Self-Help also works with a lot of philanthropic partners. “They are usually our first dollars in and the ones saying, ‘we believe in the work that you're doing and we're willing to take the lion's share of the risk to see this get off the ground,’” says Crystal. “We couldn't do the work without having that position which then allows us to have the conversations with the financial institutions and take our own risk.”

A common way philanthropic dollars get partnered into a community is through what’s called a program-related investment (PRI), a mission-based investment that donors make to organizations like Self-Help to achieve their philanthropic goals. PRIs are similar to grants, making inexpensive capital available to organizations addressing social or environmental issues, and have been a huge tool for Self-Help’s growth, says Tucker. “Maybe our largest grant ever was a $50 million grant from the Ford Foundation, which created the risk capital, the risk pool, to launch a $5 billion home ownership program. PRIs have been the lifeblood for our credit union growth.”

Issues Facing the Region

Affordable housing is one of the most challenging issues facing the area right now. “There's just a number of things, a number of economic factors that are making home ownership and even home renting more expensive and seemingly out of reach for many folks in the Triangle and in all the communities we serve,” says Crystal. “We’ve been working on affordable housing loan funds and also have recently constructed Willard Street Apartments, in 2021. We also just broke ground on Hardee Street in Durham as well.

Tucker points to the lack of access to financial institutions in lower income communities as another issue. “You see banks shutting down their branches and more banks expanding online. We're a little retro in that we are adding more bank branches - we're building one in southeast Raleigh right now.”

Crystal agrees that “the challenge of providing access to capital resources, relationships to help grow businesses owned by people of color is ongoing. Businesses in low-wealth communities tend to start out under-capitalized, built off friends, family, and credit cards. We actively try and provide affordable capital for small businesses and is something that's been on our business plan blueprint from the beginning.”

Partnering with Triangle Community Foundation

Both Tucker and Crystal have had the opportunity to see behind the curtain at the Foundation while serving as committee and Board members. When asked his thoughts on the Foundation, Tucker said, “The Foundation has grown to about $300 million in assets, with much of that through rapid growth in the last 10 years. You’re growing financially stronger and like Self-Help have fiduciary responsibility to your fundholders, and there's always that tension between fiduciary responsibility and driving your mission. I would challenge the Foundation to be a little bolder. We know Fidelity can run a donor-advised fund, but the Foundation can run a donor-advised fund AND knows the community as well. So, I’d say be bold, even when you're bumping up against something that might upset some donors. If you think it's the vision of what the community needs and y'all believe in it, step into that space. You're big enough now that you're going to ruffle some feathers here and there, but in the name of overall prosperity for our community. I would say be bold but do so with respect. Our enemies on one fight might be our allies on the next.”

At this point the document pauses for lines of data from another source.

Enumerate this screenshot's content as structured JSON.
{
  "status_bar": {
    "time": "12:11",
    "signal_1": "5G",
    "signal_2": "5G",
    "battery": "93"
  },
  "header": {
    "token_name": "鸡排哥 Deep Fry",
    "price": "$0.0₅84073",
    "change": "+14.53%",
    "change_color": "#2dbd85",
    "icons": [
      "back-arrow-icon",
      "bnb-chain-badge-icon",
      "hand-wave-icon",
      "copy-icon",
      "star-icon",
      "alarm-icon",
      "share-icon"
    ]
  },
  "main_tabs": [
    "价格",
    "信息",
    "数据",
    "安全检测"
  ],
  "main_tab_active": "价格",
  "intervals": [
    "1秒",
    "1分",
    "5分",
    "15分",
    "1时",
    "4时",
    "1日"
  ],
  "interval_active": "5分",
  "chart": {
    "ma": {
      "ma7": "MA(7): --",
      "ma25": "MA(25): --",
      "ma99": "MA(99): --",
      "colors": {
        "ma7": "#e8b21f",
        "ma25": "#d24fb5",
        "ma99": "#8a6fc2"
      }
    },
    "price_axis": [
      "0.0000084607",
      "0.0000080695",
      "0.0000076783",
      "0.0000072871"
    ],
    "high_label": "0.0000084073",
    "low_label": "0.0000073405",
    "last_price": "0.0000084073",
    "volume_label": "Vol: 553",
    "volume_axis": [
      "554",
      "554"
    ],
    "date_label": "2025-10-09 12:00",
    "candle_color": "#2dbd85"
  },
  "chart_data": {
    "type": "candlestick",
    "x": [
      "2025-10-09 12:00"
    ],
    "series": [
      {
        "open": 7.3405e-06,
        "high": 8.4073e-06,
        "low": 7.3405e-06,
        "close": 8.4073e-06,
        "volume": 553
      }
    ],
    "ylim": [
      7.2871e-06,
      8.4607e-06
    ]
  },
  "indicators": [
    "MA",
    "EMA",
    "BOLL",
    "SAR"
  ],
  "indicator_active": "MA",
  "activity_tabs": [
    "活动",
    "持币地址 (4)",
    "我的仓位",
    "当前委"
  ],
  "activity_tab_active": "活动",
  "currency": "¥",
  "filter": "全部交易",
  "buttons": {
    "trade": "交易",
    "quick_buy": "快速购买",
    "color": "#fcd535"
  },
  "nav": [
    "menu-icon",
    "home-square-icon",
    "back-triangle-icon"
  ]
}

“We have seen boldness work, and so we believe there is a way to do the work and do it with integrity and responsiveness and care,” agrees Crystal. “And do it without trepidation, because you know it is the work that needs to be done. Admittedly, we may have a biased view of what bold gets you when you start out at $77 and are now at $5 billion.”